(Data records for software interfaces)
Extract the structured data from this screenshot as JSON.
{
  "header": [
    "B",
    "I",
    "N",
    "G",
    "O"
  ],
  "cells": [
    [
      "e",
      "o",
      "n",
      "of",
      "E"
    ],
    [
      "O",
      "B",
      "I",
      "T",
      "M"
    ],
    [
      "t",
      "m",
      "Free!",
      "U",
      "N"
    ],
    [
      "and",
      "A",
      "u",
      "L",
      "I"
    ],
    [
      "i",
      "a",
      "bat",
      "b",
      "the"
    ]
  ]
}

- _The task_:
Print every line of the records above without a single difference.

- _Solution to this task_:
Extract the structured data from this screenshot as JSON.
{
  "header": [
    "B",
    "I",
    "N",
    "G",
    "O"
  ],
  "cells": [
    [
      "e",
      "o",
      "n",
      "of",
      "E"
    ],
    [
      "O",
      "B",
      "I",
      "T",
      "M"
    ],
    [
      "t",
      "m",
      "Free!",
      "U",
      "N"
    ],
    [
      "and",
      "A",
      "u",
      "L",
      "I"
    ],
    [
      "i",
      "a",
      "bat",
      "b",
      "the"
    ]
  ]
}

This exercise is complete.